AS STRANGE as this may seem, the story of the past 20 years is not purely that of the African National Congress (ANC).
A great irony of our public debate is that its frequent emphasis on denouncing the governing party gives it far more power than it really has.
This was illustrated last week by debate on the 20-year review published by the government: the response tended to assume that the document was a report on the governing party’s performance when it was, in reality, reporting on how the country has done.
This is more than a little ironic — while the ANC is frequently accused of confusing party and state, of believing that it is the country, it was President Jacob Zuma who described the review as "an occasion to reflect on what has been achieved … by South Africans working together". And it was ANC critics who insisted that the story of the past 20 years was about only one actor.
Far more is at stake than the quibble that the government is not simply the governing party: if we see the past 20 years as purely about the ANC, we miss much of the story. We also distort the debate: it is assumed that to say we have done well is to be an ANC hack, to say we have done badly is to attack the governing party.

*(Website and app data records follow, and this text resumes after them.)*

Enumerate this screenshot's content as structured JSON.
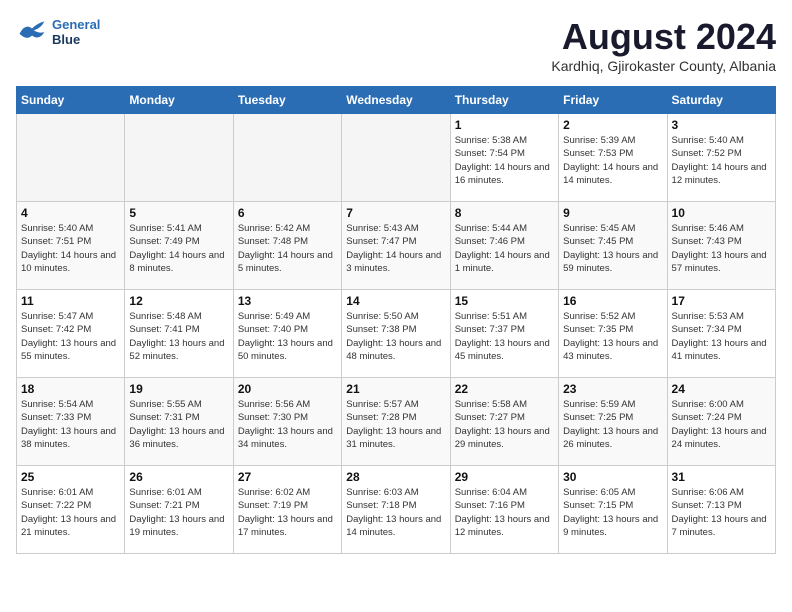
{
  "header": {
    "logo_line1": "General",
    "logo_line2": "Blue",
    "month": "August 2024",
    "location": "Kardhiq, Gjirokaster County, Albania"
  },
  "weekdays": [
    "Sunday",
    "Monday",
    "Tuesday",
    "Wednesday",
    "Thursday",
    "Friday",
    "Saturday"
  ],
  "weeks": [
    [
      {
        "day": "",
        "info": ""
      },
      {
        "day": "",
        "info": ""
      },
      {
        "day": "",
        "info": ""
      },
      {
        "day": "",
        "info": ""
      },
      {
        "day": "1",
        "info": "Sunrise: 5:38 AM\nSunset: 7:54 PM\nDaylight: 14 hours and 16 minutes."
      },
      {
        "day": "2",
        "info": "Sunrise: 5:39 AM\nSunset: 7:53 PM\nDaylight: 14 hours and 14 minutes."
      },
      {
        "day": "3",
        "info": "Sunrise: 5:40 AM\nSunset: 7:52 PM\nDaylight: 14 hours and 12 minutes."
      }
    ],
    [
      {
        "day": "4",
        "info": "Sunrise: 5:40 AM\nSunset: 7:51 PM\nDaylight: 14 hours and 10 minutes."
      },
      {
        "day": "5",
        "info": "Sunrise: 5:41 AM\nSunset: 7:49 PM\nDaylight: 14 hours and 8 minutes."
      },
      {
        "day": "6",
        "info": "Sunrise: 5:42 AM\nSunset: 7:48 PM\nDaylight: 14 hours and 5 minutes."
      },
      {
        "day": "7",
        "info": "Sunrise: 5:43 AM\nSunset: 7:47 PM\nDaylight: 14 hours and 3 minutes."
      },
      {
        "day": "8",
        "info": "Sunrise: 5:44 AM\nSunset: 7:46 PM\nDaylight: 14 hours and 1 minute."
      },
      {
        "day": "9",
        "info": "Sunrise: 5:45 AM\nSunset: 7:45 PM\nDaylight: 13 hours and 59 minutes."
      },
      {
        "day": "10",
        "info": "Sunrise: 5:46 AM\nSunset: 7:43 PM\nDaylight: 13 hours and 57 minutes."
      }
    ],
    [
      {
        "day": "11",
        "info": "Sunrise: 5:47 AM\nSunset: 7:42 PM\nDaylight: 13 hours and 55 minutes."
      },
      {
        "day": "12",
        "info": "Sunrise: 5:48 AM\nSunset: 7:41 PM\nDaylight: 13 hours and 52 minutes."
      },
      {
        "day": "13",
        "info": "Sunrise: 5:49 AM\nSunset: 7:40 PM\nDaylight: 13 hours and 50 minutes."
      },
      {
        "day": "14",
        "info": "Sunrise: 5:50 AM\nSunset: 7:38 PM\nDaylight: 13 hours and 48 minutes."
      },
      {
        "day": "15",
        "info": "Sunrise: 5:51 AM\nSunset: 7:37 PM\nDaylight: 13 hours and 45 minutes."
      },
      {
        "day": "16",
        "info": "Sunrise: 5:52 AM\nSunset: 7:35 PM\nDaylight: 13 hours and 43 minutes."
      },
      {
        "day": "17",
        "info": "Sunrise: 5:53 AM\nSunset: 7:34 PM\nDaylight: 13 hours and 41 minutes."
      }
    ],
    [
      {
        "day": "18",
        "info": "Sunrise: 5:54 AM\nSunset: 7:33 PM\nDaylight: 13 hours and 38 minutes."
      },
      {
        "day": "19",
        "info": "Sunrise: 5:55 AM\nSunset: 7:31 PM\nDaylight: 13 hours and 36 minutes."
      },
      {
        "day": "20",
        "info": "Sunrise: 5:56 AM\nSunset: 7:30 PM\nDaylight: 13 hours and 34 minutes."
      },
      {
        "day": "21",
        "info": "Sunrise: 5:57 AM\nSunset: 7:28 PM\nDaylight: 13 hours and 31 minutes."
      },
      {
        "day": "22",
        "info": "Sunrise: 5:58 AM\nSunset: 7:27 PM\nDaylight: 13 hours and 29 minutes."
      },
      {
        "day": "23",
        "info": "Sunrise: 5:59 AM\nSunset: 7:25 PM\nDaylight: 13 hours and 26 minutes."
      },
      {
        "day": "24",
        "info": "Sunrise: 6:00 AM\nSunset: 7:24 PM\nDaylight: 13 hours and 24 minutes."
      }
    ],
    [
      {
        "day": "25",
        "info": "Sunrise: 6:01 AM\nSunset: 7:22 PM\nDaylight: 13 hours and 21 minutes."
      },
      {
        "day": "26",
        "info": "Sunrise: 6:01 AM\nSunset: 7:21 PM\nDaylight: 13 hours and 19 minutes."
      },
      {
        "day": "27",
        "info": "Sunrise: 6:02 AM\nSunset: 7:19 PM\nDaylight: 13 hours and 17 minutes."
      },
      {
        "day": "28",
        "info": "Sunrise: 6:03 AM\nSunset: 7:18 PM\nDaylight: 13 hours and 14 minutes."
      },
      {
        "day": "29",
        "info": "Sunrise: 6:04 AM\nSunset: 7:16 PM\nDaylight: 13 hours and 12 minutes."
      },
      {
        "day": "30",
        "info": "Sunrise: 6:05 AM\nSunset: 7:15 PM\nDaylight: 13 hours and 9 minutes."
      },
      {
        "day": "31",
        "info": "Sunrise: 6:06 AM\nSunset: 7:13 PM\nDaylight: 13 hours and 7 minutes."
      }
    ]
  ]
}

This produces absurdities, such as the claim that nothing has changed for the better since 1994. But most people no longer risk being thrown in jail if they don’t carry a pass; many are now free to do much that was then barred to the majority.
The black middle class, which apartheid strategists hoped would blunt demands for political change, was created by the democracy they hoped to prevent.
The ANC is not responsible alone for the state of our democracy: it has also been shaped by political actors and private interests who wield power in the economy and society. In the economy, too, the role of business and labour and professional groups is as much a part of the story as that of the ANC. Even in areas where the government plays a prominent role, such as education and health, private providers, teachers and doctors, have aided or blocked progress.
The most important story of ANC government may not be that it has done too much to change society but that it has not done enough. It governs a country in which a small group of insiders monopolised power and privilege — while much has changed since 1994, it could be argued that it simply broadened the number of insiders while keeping much of the patterns of the past in place.
Given that it has been in office for 20 years, the remarkable feature of our democracy is not how much power the ANC has, but how little — large areas of social life are unaffected by who is in power and what the government chooses to do.
Those who have lost out are not those who benefited from apartheid but its victims.
The affluent and the middle class are doing better than they did 20 years ago — not only do they continue to dominate the economy and society but it is their voices that shape the debate. In the townships and shack settlements, people are still largely voiceless, subject to local power-holders and spoken about, not heard.
Even the ANC itself is arguably a victim — the constant factionalism and scrabble for position in the governing party and the Congress of South African Trade Unions is partly a symptom of the fact that there are not enough opportunities outside politics to satisfy the ambitions of a rising middle class (or to offer people lower down the scale a middle-class lifestyle).
The ANC did not create these problems — but it is responsible for not doing enough about them.
What could it have done?
Contrary to some voices we now hear, it was right to judge that it could not impose change on society — that would have deprived the country of capital it badly needed. Given the balance of power, change can only be negotiated — bargained compromises, not force, can create a way out of the past. The ANC’s chief failing is that it did not develop a strategy for negotiating change — while there are signs that it may be moving in that direction, it is not there yet.
And so we have changed in many ways for the better over the past 20 years but our chief challenge, building growth that includes everyone, remains elusive.
The ANC cannot duck responsibility — but the fact that its influence has been limited means also that it is not solely responsible for the past 20 years: the credit and blame must be shared by all the key interests, private and public. If the next 20 years are to be better, we need to examine the past two decades, learn from our recent history’s strengths and acknowledge its failings. But we cannot do that unless we recognise that many interests and actors have shaped the past and all will need to help build a future.
By Steven Friedman
Source: Business Day
Picture: GALLO IMAGES/LISA HNATOWICZ
Friedman is director of the Centre for the Study of Democracy.